What we forgot was that meaningless violence—counterviolence, strategically misdirected violence—was the one thing to never forget. We forgot that defending the principle of the equality of human life was the core meaning of never forgetting. We forgot that to forget this principle was to obliterate both the Other and the Self. Never forget, more than the transparently false operation this and operation that military slogans, has been the vengeful motto under which this obliteration continues incessantly. Never forget, with its moral weight and ethical force, became the shield for any and every forgetting.

We forgot instantly, are still forgetting, because callousness is no less contagious than courage. The infamous day was not the culmination of a certain phase of mercilessness. It was its beginning. Weeping, mourning, me, mine, our, ours, but not them, not them, forgetting, forgetting, and all the while saying: never forget.
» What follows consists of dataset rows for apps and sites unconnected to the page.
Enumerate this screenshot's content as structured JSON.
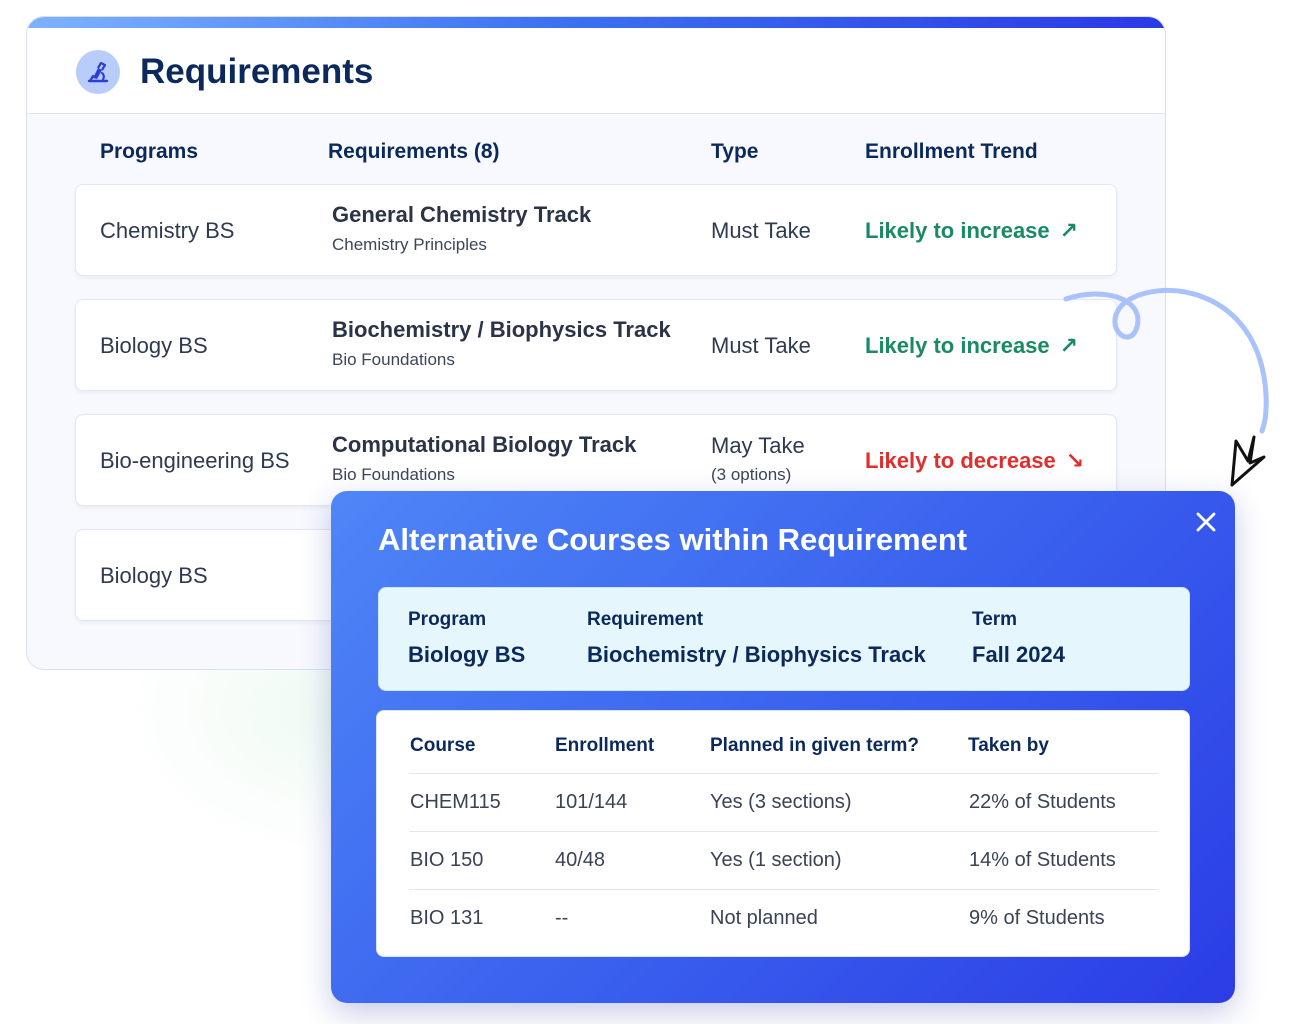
{
  "requirements": {
    "title": "Requirements",
    "headers": {
      "programs": "Programs",
      "requirements": "Requirements (8)",
      "type": "Type",
      "trend": "Enrollment Trend"
    },
    "rows": [
      {
        "program": "Chemistry BS",
        "requirement": "General Chemistry Track",
        "requirement_sub": "Chemistry Principles",
        "type": "Must Take",
        "type_sub": "",
        "trend": "Likely to increase",
        "trend_icon": "arrow-up-right-icon"
      },
      {
        "program": "Biology BS",
        "requirement": "Biochemistry / Biophysics Track",
        "requirement_sub": "Bio Foundations",
        "type": "Must Take",
        "type_sub": "",
        "trend": "Likely to increase",
        "trend_icon": "arrow-up-right-icon"
      },
      {
        "program": "Bio-engineering BS",
        "requirement": "Computational Biology Track",
        "requirement_sub": "Bio Foundations",
        "type": "May Take",
        "type_sub": "(3 options)",
        "trend": "Likely to decrease",
        "trend_icon": "arrow-down-right-icon"
      },
      {
        "program": "Biology BS"
      }
    ]
  },
  "alternatives": {
    "title": "Alternative Courses within Requirement",
    "info": {
      "program_label": "Program",
      "program_value": "Biology BS",
      "requirement_label": "Requirement",
      "requirement_value": "Biochemistry / Biophysics Track",
      "term_label": "Term",
      "term_value": "Fall 2024"
    },
    "table": {
      "headers": [
        "Course",
        "Enrollment",
        "Planned in given term?",
        "Taken by"
      ],
      "rows": [
        [
          "CHEM115",
          "101/144",
          "Yes (3 sections)",
          "22% of Students"
        ],
        [
          "BIO 150",
          "40/48",
          "Yes (1 section)",
          "14% of Students"
        ],
        [
          "BIO 131",
          "--",
          "Not planned",
          "9% of Students"
        ]
      ]
    }
  },
  "colors": {
    "navy": "#0b2a5b",
    "trend_up": "#1a8a62",
    "trend_down": "#e02e2e",
    "panel_blue": "#3a62ee",
    "info_bg": "#e6f6fd"
  },
  "icons": {
    "header": "microscope-icon",
    "close": "close-icon"
  }
}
It wasn’t until I saw this photo that I was reminded of what day it was. The phrase “Never Forget” instantly conjured up images of Americans panicked in New York City that day in 2001, as I watched from a small television screen in our kitchen at Apalit, Pampanga. My dad was sipping his coffee while my mom was sitting at the kitchen table, both their eyes glued on the video loop of planes crashing onto the towers that the local cable news kept playing.

It didn’t make sense to me then that the benevolent United States of America would be the bearer of such horrific blows to its people, its honor, its dignity.
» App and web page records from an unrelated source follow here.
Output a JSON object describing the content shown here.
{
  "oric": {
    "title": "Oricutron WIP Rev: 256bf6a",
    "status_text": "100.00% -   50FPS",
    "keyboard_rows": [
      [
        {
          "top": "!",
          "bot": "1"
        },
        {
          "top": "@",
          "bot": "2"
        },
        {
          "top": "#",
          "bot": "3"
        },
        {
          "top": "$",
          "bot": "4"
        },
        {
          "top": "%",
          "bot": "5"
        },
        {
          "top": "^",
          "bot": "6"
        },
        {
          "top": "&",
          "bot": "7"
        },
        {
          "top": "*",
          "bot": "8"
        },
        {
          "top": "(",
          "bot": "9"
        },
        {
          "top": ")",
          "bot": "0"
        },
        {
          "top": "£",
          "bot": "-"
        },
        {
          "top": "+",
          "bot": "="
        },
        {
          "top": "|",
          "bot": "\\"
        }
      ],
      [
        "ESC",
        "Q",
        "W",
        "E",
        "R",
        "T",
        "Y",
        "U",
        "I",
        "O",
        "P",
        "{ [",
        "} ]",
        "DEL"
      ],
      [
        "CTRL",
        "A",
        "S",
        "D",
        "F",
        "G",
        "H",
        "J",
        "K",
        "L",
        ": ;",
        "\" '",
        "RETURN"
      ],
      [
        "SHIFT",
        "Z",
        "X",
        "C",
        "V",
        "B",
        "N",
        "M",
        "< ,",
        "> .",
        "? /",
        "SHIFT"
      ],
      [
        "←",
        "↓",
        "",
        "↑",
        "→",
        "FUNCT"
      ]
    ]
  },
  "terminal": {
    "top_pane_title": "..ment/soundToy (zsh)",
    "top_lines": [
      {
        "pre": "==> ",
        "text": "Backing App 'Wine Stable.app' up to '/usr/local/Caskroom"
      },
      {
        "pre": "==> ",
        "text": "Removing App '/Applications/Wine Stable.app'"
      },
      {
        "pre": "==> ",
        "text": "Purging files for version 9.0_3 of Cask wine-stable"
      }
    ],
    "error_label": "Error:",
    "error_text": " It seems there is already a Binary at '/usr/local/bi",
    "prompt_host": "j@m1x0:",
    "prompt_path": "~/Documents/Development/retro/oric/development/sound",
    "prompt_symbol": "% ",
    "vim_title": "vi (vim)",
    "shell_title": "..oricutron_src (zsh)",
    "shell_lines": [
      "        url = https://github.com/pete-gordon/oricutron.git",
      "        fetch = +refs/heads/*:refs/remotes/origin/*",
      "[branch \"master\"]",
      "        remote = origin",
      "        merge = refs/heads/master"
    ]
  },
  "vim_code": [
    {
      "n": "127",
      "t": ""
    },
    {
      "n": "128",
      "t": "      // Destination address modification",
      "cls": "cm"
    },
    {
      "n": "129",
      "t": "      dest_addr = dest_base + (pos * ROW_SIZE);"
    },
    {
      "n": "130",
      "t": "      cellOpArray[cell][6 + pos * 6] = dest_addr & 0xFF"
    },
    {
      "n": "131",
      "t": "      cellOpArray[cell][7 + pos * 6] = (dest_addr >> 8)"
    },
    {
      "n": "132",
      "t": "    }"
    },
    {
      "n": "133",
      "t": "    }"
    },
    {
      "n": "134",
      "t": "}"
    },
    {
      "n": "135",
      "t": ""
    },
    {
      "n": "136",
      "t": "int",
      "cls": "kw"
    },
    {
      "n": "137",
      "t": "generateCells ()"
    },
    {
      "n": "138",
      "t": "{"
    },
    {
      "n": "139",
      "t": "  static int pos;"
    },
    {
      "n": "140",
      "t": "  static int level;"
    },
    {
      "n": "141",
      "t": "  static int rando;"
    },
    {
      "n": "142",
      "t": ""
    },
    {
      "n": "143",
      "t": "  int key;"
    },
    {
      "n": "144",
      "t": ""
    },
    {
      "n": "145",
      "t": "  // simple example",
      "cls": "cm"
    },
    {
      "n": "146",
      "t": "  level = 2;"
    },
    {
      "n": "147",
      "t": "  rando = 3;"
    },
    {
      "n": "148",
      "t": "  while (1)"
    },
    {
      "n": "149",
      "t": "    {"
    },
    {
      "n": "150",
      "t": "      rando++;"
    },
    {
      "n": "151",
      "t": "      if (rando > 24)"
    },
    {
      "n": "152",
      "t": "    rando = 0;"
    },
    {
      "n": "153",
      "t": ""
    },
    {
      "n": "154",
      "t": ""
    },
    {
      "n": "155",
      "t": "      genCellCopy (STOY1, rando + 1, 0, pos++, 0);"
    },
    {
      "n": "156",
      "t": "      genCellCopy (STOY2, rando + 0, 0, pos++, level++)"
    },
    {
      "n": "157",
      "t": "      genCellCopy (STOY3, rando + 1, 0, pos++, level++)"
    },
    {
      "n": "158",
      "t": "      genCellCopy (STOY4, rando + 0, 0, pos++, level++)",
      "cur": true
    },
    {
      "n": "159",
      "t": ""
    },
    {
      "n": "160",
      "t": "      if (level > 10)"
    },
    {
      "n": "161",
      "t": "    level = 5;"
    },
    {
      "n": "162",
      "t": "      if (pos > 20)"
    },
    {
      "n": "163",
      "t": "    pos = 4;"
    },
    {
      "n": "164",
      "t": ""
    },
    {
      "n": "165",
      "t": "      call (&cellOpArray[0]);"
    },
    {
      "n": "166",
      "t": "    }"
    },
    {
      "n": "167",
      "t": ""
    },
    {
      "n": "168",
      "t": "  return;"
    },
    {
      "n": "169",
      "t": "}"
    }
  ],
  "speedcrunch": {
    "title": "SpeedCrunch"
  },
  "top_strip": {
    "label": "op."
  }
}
And then I moved here three years after that. My formative years in the Bay were filled with anti-war protests and literature by Howard Zinn and Noam Chomsky. While the tragedy of the American lives lost to 9/11 was imprinted in my mind, I was slowly  becoming more aware, more alarmed by the implications of what followed after.

There were memorials, conspiracy theories and more protests. It wasn’t too long before the ‘U.S. War on Terror’ became a norm, used to justify every military offensive and operation by the country. As these wars increased, so did the number of civilian lives lost around the world.
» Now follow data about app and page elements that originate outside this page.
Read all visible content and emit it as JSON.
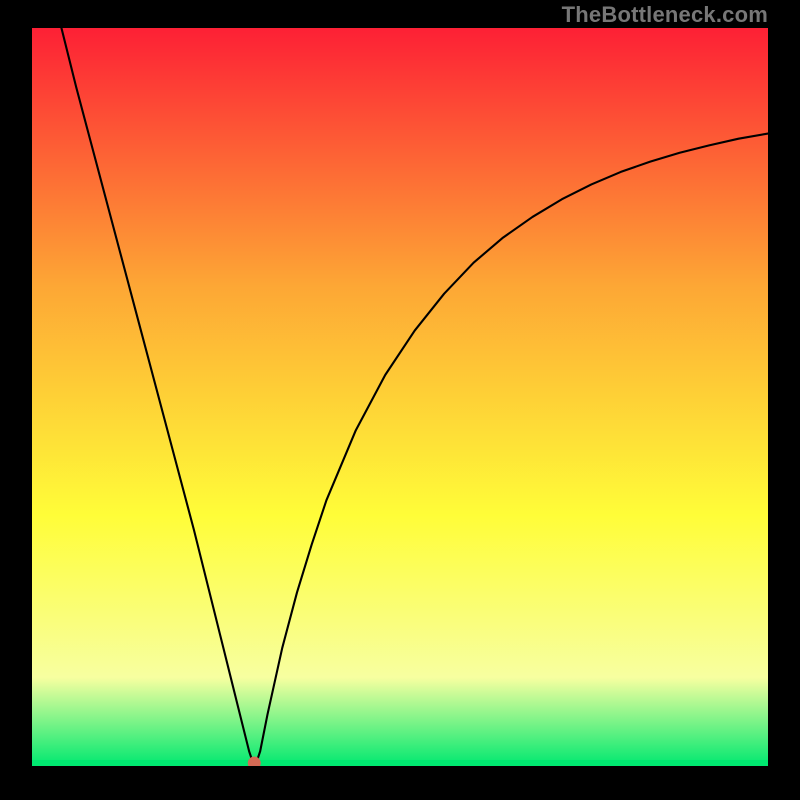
{
  "watermark": "TheBottleneck.com",
  "chart_data": {
    "type": "line",
    "title": "",
    "xlabel": "",
    "ylabel": "",
    "xlim": [
      0,
      100
    ],
    "ylim": [
      0,
      100
    ],
    "grid": false,
    "background_gradient": {
      "top": "#fd2035",
      "mid_upper": "#fda735",
      "mid": "#fffd38",
      "lower": "#f7ffa0",
      "bottom": "#00e870"
    },
    "series": [
      {
        "name": "bottleneck-curve",
        "type": "line",
        "color": "#000000",
        "x": [
          4,
          6,
          8,
          10,
          12,
          14,
          16,
          18,
          20,
          22,
          24,
          25,
          26,
          27,
          28,
          29,
          29.5,
          30,
          30.5,
          31,
          32,
          34,
          36,
          38,
          40,
          44,
          48,
          52,
          56,
          60,
          64,
          68,
          72,
          76,
          80,
          84,
          88,
          92,
          96,
          100
        ],
        "y": [
          100,
          92,
          84.5,
          77,
          69.5,
          62,
          54.5,
          47,
          39.5,
          32,
          24,
          20,
          16,
          12,
          8,
          4,
          2,
          0.5,
          0.5,
          2,
          7,
          16,
          23.5,
          30,
          36,
          45.5,
          53,
          59,
          64,
          68.2,
          71.6,
          74.4,
          76.8,
          78.8,
          80.5,
          81.9,
          83.1,
          84.1,
          85,
          85.7
        ]
      },
      {
        "name": "marker",
        "type": "scatter",
        "color": "#d46a55",
        "x": [
          30.2
        ],
        "y": [
          0.4
        ]
      }
    ]
  }
}
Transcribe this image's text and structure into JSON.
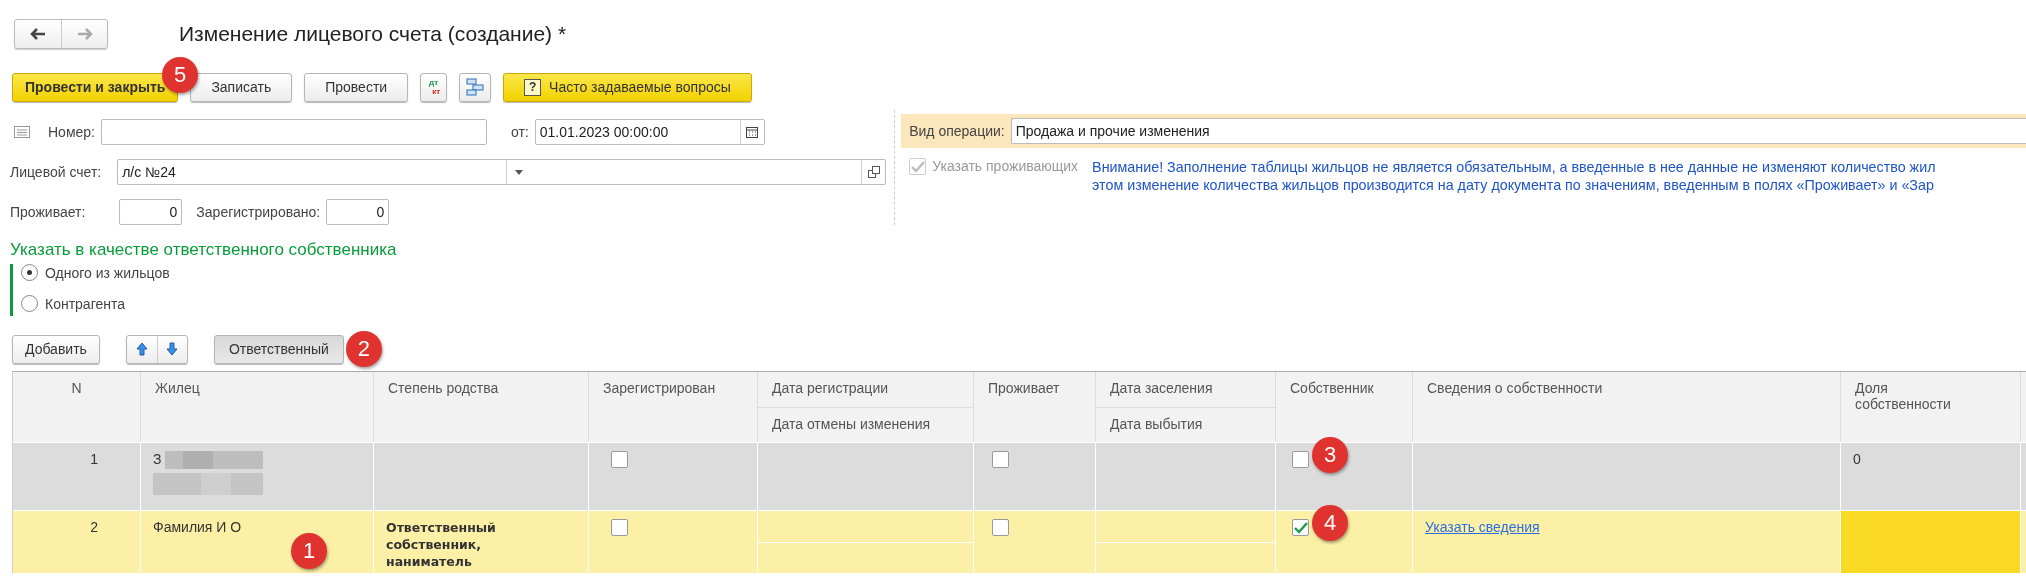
{
  "title": "Изменение лицевого счета (создание) *",
  "toolbar": [
    {
      "kind": "primary",
      "label": "Провести и закрыть",
      "marker": "5"
    },
    {
      "kind": "normal",
      "label": "Записать"
    },
    {
      "kind": "normal",
      "label": "Провести"
    },
    {
      "kind": "dtkt",
      "top": "дт",
      "bottom": "кт"
    },
    {
      "kind": "structure"
    },
    {
      "kind": "faq",
      "icon": "?",
      "label": "Часто задаваемые вопросы"
    }
  ],
  "number": {
    "label": "Номер:"
  },
  "date": {
    "label": "от:",
    "value": "01.01.2023 00:00:00"
  },
  "account": {
    "label": "Лицевой счет:",
    "value": "л/с №24"
  },
  "counts": [
    {
      "label": "Проживает:",
      "value": "0"
    },
    {
      "label": "Зарегистрировано:",
      "value": "0"
    }
  ],
  "responsible": {
    "heading": "Указать в качестве ответственного собственника",
    "options": [
      {
        "label": "Одного из жильцов",
        "selected": true
      },
      {
        "label": "Контрагента",
        "selected": false
      }
    ]
  },
  "operation": {
    "label": "Вид операции:",
    "value": "Продажа и прочие изменения"
  },
  "residents_checkbox": {
    "label": "Указать проживающих",
    "checked": true,
    "disabled": true
  },
  "notice": [
    "Внимание! Заполнение таблицы жильцов не является обязательным, а введенные в нее данные не изменяют количество жил",
    "этом изменение количества жильцов производится на дату документа по значениям, введенным в полях «Проживает» и «Зар"
  ],
  "table_toolbar": {
    "add": "Добавить",
    "responsible": {
      "label": "Ответственный",
      "pressed": true,
      "marker": "2"
    }
  },
  "table": {
    "columns": [
      {
        "label": "N"
      },
      {
        "label": "Жилец"
      },
      {
        "label": "Степень родства"
      },
      {
        "label": "Зарегистрирован"
      },
      {
        "label": "Дата регистрации",
        "sublabel": "Дата отмены изменения"
      },
      {
        "label": "Проживает"
      },
      {
        "label": "Дата заселения",
        "sublabel": "Дата выбытия"
      },
      {
        "label": "Собственник"
      },
      {
        "label": "Сведения о собственности"
      },
      {
        "label": "Доля собственности"
      }
    ],
    "rows": [
      {
        "n": "1",
        "name": "З",
        "name_redacted": true,
        "registered": false,
        "lives": false,
        "owner": false,
        "owner_marker": "3",
        "share": "0",
        "selected": false
      },
      {
        "n": "2",
        "name": "Фамилия И О",
        "name_marker": "1",
        "relation": "Ответственный собственник, наниматель",
        "registered": false,
        "lives": false,
        "owner": true,
        "owner_marker": "4",
        "info_link": "Указать сведения",
        "share_required": true,
        "selected": true
      }
    ]
  }
}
I’ve been reading Cole’s book Known and Strange Things for a while now, savoring every essay as much as I can. In one essay he also published on The New Yorker, he wrote about the drone attacks authorized by Obama that his Cabinet goes over weekly. I read this essay yesterday, before I sprained my ankle, while sitting in a car that was making its way through coastal California.

I was in New York City on 9/11. Grief remains from that awful day, but not only grief. There is fear, too, a fear informed by the knowledge that whatever my worst nightmare is, there is someone out there embittered enough to carry it out. I know that something has to be done to secure the airports, waterways, infrastructure, and embassies of our country. I don’t like war; no one does. But I also know that the world is exceedingly complex, and that our enemies are not all imaginary. I am not naïve about the incessant and unseen (by most of us) military activity that undergirds our ability to read, go to concerts, earn a living, and criticize the government in relative safety. I am grateful to those whose bravery keeps us safe.

Reading this a day before the 15th year anniversary of 9/11 was uneventful, but the blaring truth of Cole’s words are searing. And this truth, the horrible truth that I am a part of as a citizen of this country, is what I choose not to forget.